• _TASK TO COMPLETE_
Tally the lines below that contain the word "ACCOUNT", then give the tally alone.

'''

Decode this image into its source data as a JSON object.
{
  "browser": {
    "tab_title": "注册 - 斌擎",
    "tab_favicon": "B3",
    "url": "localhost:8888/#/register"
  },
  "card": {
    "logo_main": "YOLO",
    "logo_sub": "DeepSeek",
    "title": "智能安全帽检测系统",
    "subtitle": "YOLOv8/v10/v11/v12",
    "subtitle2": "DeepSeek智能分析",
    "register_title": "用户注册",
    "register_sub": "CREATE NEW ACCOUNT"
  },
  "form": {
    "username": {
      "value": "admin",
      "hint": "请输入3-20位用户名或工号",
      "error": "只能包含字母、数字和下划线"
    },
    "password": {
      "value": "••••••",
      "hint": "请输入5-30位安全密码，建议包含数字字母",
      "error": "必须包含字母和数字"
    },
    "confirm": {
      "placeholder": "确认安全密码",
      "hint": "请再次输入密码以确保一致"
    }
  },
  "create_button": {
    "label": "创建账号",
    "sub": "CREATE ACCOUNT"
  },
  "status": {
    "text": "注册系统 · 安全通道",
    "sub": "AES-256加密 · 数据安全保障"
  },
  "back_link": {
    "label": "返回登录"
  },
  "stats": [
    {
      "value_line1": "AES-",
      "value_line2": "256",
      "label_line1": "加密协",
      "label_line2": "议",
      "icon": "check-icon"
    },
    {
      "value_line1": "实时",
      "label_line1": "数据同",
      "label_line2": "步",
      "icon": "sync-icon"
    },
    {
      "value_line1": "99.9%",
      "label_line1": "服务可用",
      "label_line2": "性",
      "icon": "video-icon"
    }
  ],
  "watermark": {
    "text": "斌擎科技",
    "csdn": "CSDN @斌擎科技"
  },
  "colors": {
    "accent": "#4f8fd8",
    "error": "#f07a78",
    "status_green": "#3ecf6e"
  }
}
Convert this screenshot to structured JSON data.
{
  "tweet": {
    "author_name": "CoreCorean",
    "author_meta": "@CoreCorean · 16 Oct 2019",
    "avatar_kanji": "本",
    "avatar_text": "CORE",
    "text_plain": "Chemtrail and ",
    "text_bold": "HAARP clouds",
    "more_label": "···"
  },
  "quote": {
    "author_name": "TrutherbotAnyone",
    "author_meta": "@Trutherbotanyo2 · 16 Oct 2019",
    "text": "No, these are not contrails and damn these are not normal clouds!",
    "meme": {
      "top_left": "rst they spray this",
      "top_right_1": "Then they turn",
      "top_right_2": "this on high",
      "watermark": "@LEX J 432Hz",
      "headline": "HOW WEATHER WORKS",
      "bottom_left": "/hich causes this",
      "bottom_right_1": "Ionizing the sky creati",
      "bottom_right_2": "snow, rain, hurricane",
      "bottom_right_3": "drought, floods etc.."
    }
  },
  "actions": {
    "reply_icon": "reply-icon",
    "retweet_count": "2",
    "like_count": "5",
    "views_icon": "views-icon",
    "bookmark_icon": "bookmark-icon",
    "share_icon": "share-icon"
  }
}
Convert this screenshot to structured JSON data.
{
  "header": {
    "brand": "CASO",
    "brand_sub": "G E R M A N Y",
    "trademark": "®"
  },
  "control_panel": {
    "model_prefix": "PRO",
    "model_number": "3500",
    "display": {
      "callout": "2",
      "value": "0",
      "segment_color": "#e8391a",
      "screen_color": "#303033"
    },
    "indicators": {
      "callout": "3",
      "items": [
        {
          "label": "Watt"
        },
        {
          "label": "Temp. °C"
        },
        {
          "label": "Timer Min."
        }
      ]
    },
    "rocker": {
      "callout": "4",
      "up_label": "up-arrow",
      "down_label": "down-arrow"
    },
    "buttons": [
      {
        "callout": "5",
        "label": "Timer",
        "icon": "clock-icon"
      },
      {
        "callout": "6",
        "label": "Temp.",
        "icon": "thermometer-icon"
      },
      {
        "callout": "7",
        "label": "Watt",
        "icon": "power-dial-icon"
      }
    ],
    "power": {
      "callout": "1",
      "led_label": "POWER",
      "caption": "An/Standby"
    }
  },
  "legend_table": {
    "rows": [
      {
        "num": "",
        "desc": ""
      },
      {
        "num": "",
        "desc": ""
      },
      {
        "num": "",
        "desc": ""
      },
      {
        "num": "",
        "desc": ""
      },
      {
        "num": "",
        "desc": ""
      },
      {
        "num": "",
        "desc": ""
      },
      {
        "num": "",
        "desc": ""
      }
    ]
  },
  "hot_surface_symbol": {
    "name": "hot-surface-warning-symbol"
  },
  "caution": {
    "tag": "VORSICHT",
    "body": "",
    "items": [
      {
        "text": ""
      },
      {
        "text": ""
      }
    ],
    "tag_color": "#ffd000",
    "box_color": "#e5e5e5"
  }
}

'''

• _ANSWER SPACE_
2